Exercise requirements: An exact copy of all the data is required.

The data:
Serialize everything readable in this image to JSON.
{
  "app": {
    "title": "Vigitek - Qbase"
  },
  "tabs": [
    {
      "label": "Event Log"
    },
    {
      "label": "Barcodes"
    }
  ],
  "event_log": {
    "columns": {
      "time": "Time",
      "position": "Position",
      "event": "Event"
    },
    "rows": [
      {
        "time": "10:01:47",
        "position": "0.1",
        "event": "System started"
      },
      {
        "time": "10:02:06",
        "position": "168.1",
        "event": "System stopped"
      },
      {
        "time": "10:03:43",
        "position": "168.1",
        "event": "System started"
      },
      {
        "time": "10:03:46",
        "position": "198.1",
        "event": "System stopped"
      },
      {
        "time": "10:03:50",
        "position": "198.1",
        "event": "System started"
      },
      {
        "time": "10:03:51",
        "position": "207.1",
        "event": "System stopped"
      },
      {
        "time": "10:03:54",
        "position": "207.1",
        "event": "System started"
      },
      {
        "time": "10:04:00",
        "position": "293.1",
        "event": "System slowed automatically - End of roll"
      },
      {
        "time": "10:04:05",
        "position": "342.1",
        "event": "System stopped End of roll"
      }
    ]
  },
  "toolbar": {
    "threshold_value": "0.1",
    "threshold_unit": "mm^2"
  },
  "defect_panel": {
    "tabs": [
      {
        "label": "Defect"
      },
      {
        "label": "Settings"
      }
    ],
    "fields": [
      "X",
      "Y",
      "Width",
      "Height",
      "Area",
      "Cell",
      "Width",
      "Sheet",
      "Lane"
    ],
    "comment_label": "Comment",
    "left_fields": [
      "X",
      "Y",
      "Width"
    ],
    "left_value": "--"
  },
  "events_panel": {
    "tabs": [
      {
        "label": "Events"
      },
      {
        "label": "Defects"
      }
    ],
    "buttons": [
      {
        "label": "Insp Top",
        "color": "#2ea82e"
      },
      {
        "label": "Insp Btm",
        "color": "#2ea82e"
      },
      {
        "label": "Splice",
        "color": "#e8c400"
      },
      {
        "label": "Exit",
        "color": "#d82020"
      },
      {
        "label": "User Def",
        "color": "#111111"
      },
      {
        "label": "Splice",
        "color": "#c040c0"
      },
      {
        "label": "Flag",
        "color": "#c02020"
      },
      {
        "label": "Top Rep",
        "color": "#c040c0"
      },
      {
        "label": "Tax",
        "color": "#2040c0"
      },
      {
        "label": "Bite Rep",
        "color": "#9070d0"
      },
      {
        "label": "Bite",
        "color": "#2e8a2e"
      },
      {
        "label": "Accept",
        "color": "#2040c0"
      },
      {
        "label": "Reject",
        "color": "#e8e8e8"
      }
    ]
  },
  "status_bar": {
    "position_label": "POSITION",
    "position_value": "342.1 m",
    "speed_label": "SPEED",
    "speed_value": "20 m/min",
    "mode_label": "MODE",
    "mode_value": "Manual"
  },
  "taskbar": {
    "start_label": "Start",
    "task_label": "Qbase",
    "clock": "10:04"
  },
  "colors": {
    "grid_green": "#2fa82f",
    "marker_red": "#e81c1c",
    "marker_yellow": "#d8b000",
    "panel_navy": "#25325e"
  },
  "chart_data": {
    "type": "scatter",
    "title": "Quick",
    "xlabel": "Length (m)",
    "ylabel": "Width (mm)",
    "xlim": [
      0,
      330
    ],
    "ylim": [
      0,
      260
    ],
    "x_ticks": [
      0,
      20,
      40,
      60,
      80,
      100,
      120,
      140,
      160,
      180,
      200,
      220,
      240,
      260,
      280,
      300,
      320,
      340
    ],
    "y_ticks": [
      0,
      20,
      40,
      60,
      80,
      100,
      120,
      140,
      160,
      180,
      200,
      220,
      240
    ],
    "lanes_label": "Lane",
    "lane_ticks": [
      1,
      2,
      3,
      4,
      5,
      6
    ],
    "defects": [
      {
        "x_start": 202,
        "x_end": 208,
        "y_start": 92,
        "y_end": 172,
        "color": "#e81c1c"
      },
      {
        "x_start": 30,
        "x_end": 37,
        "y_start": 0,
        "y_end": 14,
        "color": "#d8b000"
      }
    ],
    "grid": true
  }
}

Written answer:
Serialize everything readable in this image to JSON.
{
  "app": {
    "title": "Vigitek - Qbase"
  },
  "tabs": [
    {
      "label": "Event Log"
    },
    {
      "label": "Barcodes"
    }
  ],
  "event_log": {
    "columns": {
      "time": "Time",
      "position": "Position",
      "event": "Event"
    },
    "rows": [
      {
        "time": "10:01:47",
        "position": "0.1",
        "event": "System started"
      },
      {
        "time": "10:02:06",
        "position": "168.1",
        "event": "System stopped"
      },
      {
        "time": "10:03:43",
        "position": "168.1",
        "event": "System started"
      },
      {
        "time": "10:03:46",
        "position": "198.1",
        "event": "System stopped"
      },
      {
        "time": "10:03:50",
        "position": "198.1",
        "event": "System started"
      },
      {
        "time": "10:03:51",
        "position": "207.1",
        "event": "System stopped"
      },
      {
        "time": "10:03:54",
        "position": "207.1",
        "event": "System started"
      },
      {
        "time": "10:04:00",
        "position": "293.1",
        "event": "System slowed automatically - End of roll"
      },
      {
        "time": "10:04:05",
        "position": "342.1",
        "event": "System stopped End of roll"
      }
    ]
  },
  "toolbar": {
    "threshold_value": "0.1",
    "threshold_unit": "mm^2"
  },
  "defect_panel": {
    "tabs": [
      {
        "label": "Defect"
      },
      {
        "label": "Settings"
      }
    ],
    "fields": [
      "X",
      "Y",
      "Width",
      "Height",
      "Area",
      "Cell",
      "Width",
      "Sheet",
      "Lane"
    ],
    "comment_label": "Comment",
    "left_fields": [
      "X",
      "Y",
      "Width"
    ],
    "left_value": "--"
  },
  "events_panel": {
    "tabs": [
      {
        "label": "Events"
      },
      {
        "label": "Defects"
      }
    ],
    "buttons": [
      {
        "label": "Insp Top",
        "color": "#2ea82e"
      },
      {
        "label": "Insp Btm",
        "color": "#2ea82e"
      },
      {
        "label": "Splice",
        "color": "#e8c400"
      },
      {
        "label": "Exit",
        "color": "#d82020"
      },
      {
        "label": "User Def",
        "color": "#111111"
      },
      {
        "label": "Splice",
        "color": "#c040c0"
      },
      {
        "label": "Flag",
        "color": "#c02020"
      },
      {
        "label": "Top Rep",
        "color": "#c040c0"
      },
      {
        "label": "Tax",
        "color": "#2040c0"
      },
      {
        "label": "Bite Rep",
        "color": "#9070d0"
      },
      {
        "label": "Bite",
        "color": "#2e8a2e"
      },
      {
        "label": "Accept",
        "color": "#2040c0"
      },
      {
        "label": "Reject",
        "color": "#e8e8e8"
      }
    ]
  },
  "status_bar": {
    "position_label": "POSITION",
    "position_value": "342.1 m",
    "speed_label": "SPEED",
    "speed_value": "20 m/min",
    "mode_label": "MODE",
    "mode_value": "Manual"
  },
  "taskbar": {
    "start_label": "Start",
    "task_label": "Qbase",
    "clock": "10:04"
  },
  "colors": {
    "grid_green": "#2fa82f",
    "marker_red": "#e81c1c",
    "marker_yellow": "#d8b000",
    "panel_navy": "#25325e"
  },
  "chart_data": {
    "type": "scatter",
    "title": "Quick",
    "xlabel": "Length (m)",
    "ylabel": "Width (mm)",
    "xlim": [
      0,
      330
    ],
    "ylim": [
      0,
      260
    ],
    "x_ticks": [
      0,
      20,
      40,
      60,
      80,
      100,
      120,
      140,
      160,
      180,
      200,
      220,
      240,
      260,
      280,
      300,
      320,
      340
    ],
    "y_ticks": [
      0,
      20,
      40,
      60,
      80,
      100,
      120,
      140,
      160,
      180,
      200,
      220,
      240
    ],
    "lanes_label": "Lane",
    "lane_ticks": [
      1,
      2,
      3,
      4,
      5,
      6
    ],
    "defects": [
      {
        "x_start": 202,
        "x_end": 208,
        "y_start": 92,
        "y_end": 172,
        "color": "#e81c1c"
      },
      {
        "x_start": 30,
        "x_end": 37,
        "y_start": 0,
        "y_end": 14,
        "color": "#d8b000"
      }
    ],
    "grid": true
  }
}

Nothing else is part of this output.